Gauri’s father was a firebrand writer and thinker. In 1980 he launched the Lankesh Patrike, a tabloid in black and white. It carried no advertisements. Lankesh believed that publications succumb to favouring rich corporations or powerful government officials and politicials because they sponsor ads that are a crucial to a newspaper’s survival. Lankesh believed this would kill journalistic integrity. He decided that Lankesh Patrike was to run purely on circulation.
It was a different era for the media in India. Print was powerful. Doordarshan television and All India Radio were state owned and broadcast sterile government versions of news. Print was the only independent space.
A socialist and rational thinker, Lankesh became a torchbearer for liberal thought. He exposed casteism and communalism where he saw it. He spotted and patronised rebellious and outspoken young thinkers like the scholar D.R. Nagaraj and the poet Siddalingaiah who went on to become important voices in Kannada culture and political thought. But he never groomed his children to step into his shoes.
Gauri Lankesh once said that she wanted to be a doctor. When that didn’t happen, she took to journalism. She started her career in the English press, working with reputed publications like the Times of India, Sunday and India Today, before her foray into electronic media with Eenaadu TV.
Her siblings Indrajit and Kavitha forayed into cinema. On January 24, 2000, P. Lankesh wrote his column for that week’s Lankesh Patrike and put the edition to bed. The next morning, he was dead. It was sudden and unexpected. He was no more but he left behind what was a respected and revered brand in journalism.

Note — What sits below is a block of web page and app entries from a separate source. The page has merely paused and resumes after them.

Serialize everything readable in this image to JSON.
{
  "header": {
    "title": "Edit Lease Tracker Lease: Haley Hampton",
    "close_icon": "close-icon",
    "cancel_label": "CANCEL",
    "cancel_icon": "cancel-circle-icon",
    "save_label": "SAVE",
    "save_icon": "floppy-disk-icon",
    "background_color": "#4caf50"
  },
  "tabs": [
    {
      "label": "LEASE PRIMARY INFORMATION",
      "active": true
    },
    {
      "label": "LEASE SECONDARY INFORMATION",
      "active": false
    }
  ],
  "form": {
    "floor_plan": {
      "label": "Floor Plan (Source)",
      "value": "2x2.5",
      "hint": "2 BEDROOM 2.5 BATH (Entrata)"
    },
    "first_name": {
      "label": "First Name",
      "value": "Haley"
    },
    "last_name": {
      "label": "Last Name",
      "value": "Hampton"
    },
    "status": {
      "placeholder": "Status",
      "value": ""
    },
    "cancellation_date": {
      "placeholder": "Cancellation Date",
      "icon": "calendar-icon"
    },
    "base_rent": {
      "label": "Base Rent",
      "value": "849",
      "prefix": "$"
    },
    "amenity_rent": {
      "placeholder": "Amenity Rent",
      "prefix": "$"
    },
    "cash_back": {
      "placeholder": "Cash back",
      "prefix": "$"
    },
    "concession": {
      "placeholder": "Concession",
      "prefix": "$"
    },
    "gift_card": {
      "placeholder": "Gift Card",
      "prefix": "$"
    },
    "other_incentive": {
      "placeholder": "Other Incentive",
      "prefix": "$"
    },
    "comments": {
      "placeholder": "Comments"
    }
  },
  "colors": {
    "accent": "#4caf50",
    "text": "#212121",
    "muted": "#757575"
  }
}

The siblings went to Mani, publisher of Sanje Vani and Dina Sudar, who was also publishing Lankesh Patrike and told him that they wanted to close their father’s tabloid. Gauri felt that her father did not groom his children to take over the tabloid. She did not think they were its “natural” heirs. To those close to her, she said “We can’t fit into his shoes.”
Mani is said to have chided them. He told them that they should give the tabloid a fighting chance.

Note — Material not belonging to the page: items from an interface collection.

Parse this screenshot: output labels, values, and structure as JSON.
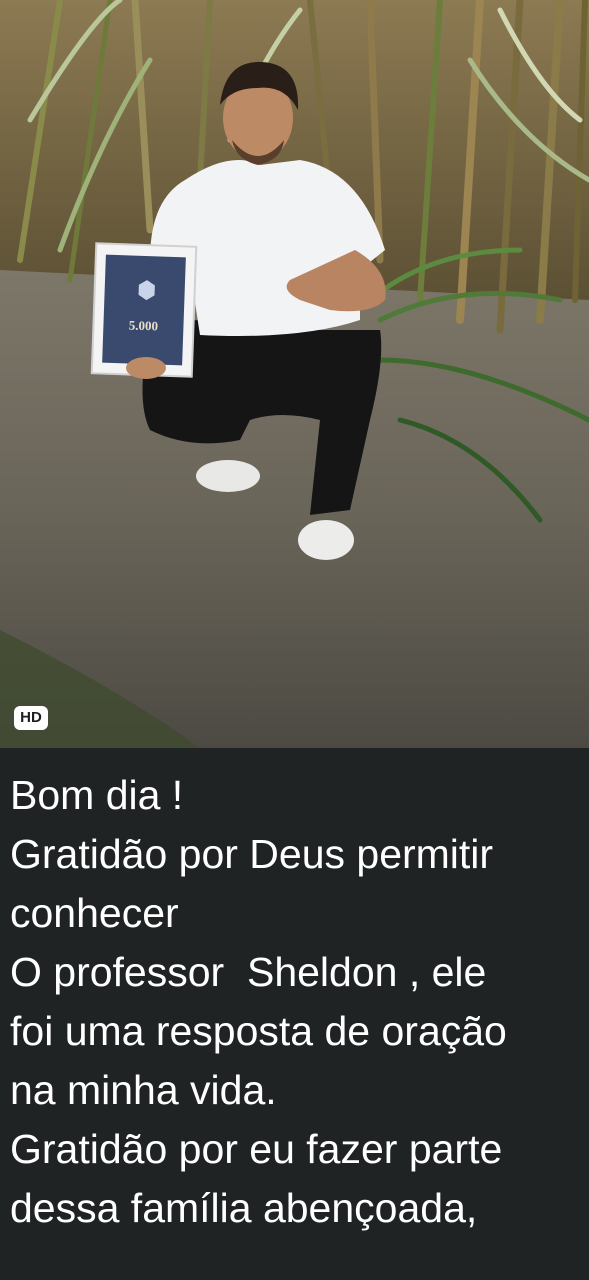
{
  "media": {
    "photo_alt": "Man crouching on a dirt path among sugarcane holding a framed plaque",
    "plaque": {
      "number": "5.000"
    },
    "badge": "HD"
  },
  "caption": {
    "lines": [
      "Bom dia !",
      "Gratidão por Deus permitir",
      "conhecer",
      "O professor  Sheldon , ele",
      "foi uma resposta de oração",
      "na minha vida.",
      "Gratidão por eu fazer parte",
      "dessa família abençoada,"
    ]
  },
  "colors": {
    "background": "#202324",
    "text": "#ffffff",
    "badge_bg": "#ffffff"
  }
}
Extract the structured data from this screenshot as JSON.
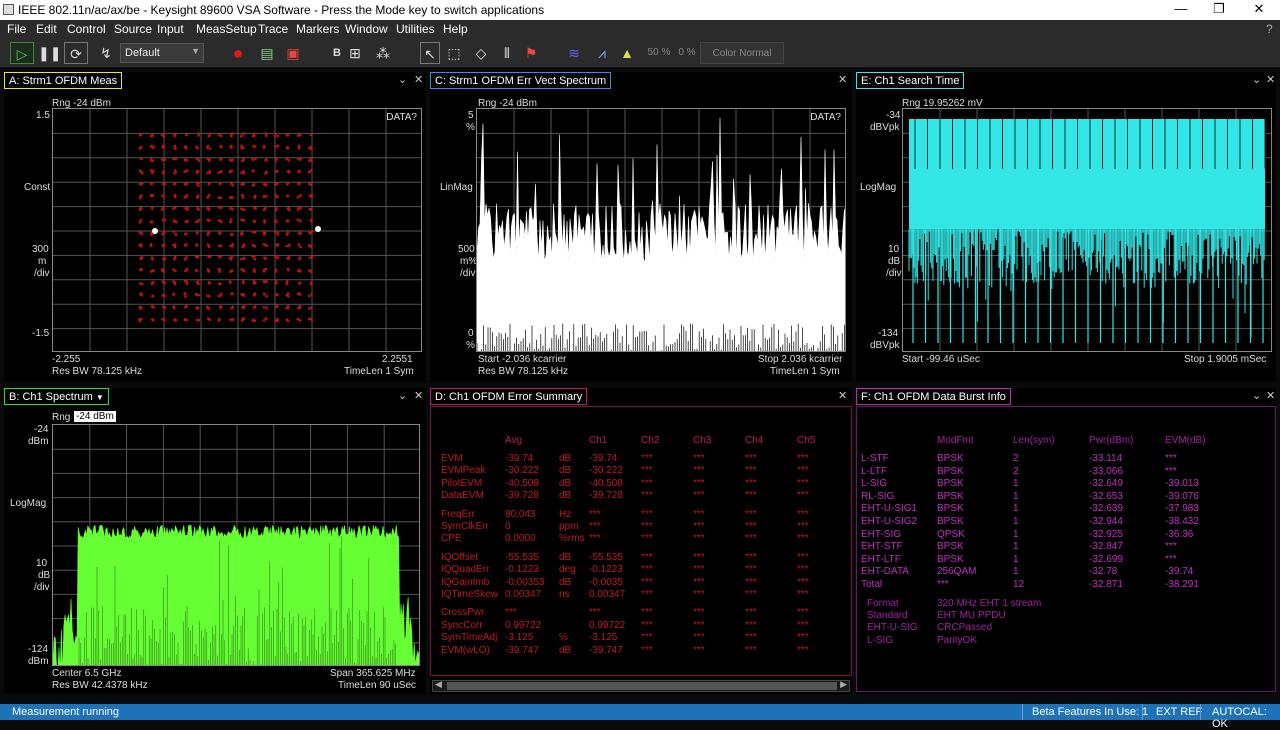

Her brother Indrajit decided to continue the newspaper in his father’s name. Gauri started her own tabloid, naming it Gauri Lankesh Patrike. By the time she started it, she had already been a journalist for 16 years. The electronic side of the media was booming. The circulation of most Kannada tabloids was waning. She was embarking on a venture that was going to be financially downhill from day one.
Gauri held true to her father’s ideals. Her tabloid was vocal on secularism, the rights of Dalits, the downtrodden and women. And she kept her father’s firebrand nature alive in her writing. She minced no words while criticising right wing and caste-based politics. When social media became the in-thing, she was all over it. Her Facebook wall and Twitter handles reflect her fearless and frank view on various political issues. She wasn’t embarrassed about becoming emotional about people or ideas that she cherished. Last year, after hearing Kanhaiya Kumar’s speech, she invited him to Bangalore. She wrote on social media, calling him her son.
Gauri Lankesh has been trolled and called names. There are those who belittled her, saying she was just basking in her father’s glory. She has been called a naxal sympathiser, anti-national, anti-Hindu and a host of other names. But none of this could faze her.
Last week, I jokingly told her that she doesn’t understand social media and technology. She replied “Those who understand technology are silent. I will do what I can and I will say what I should. These intolerant voices find strength in our silence. Let them learn to argue using words instead of threats.”
Chaitanya K.M. is a film maker and theatre person.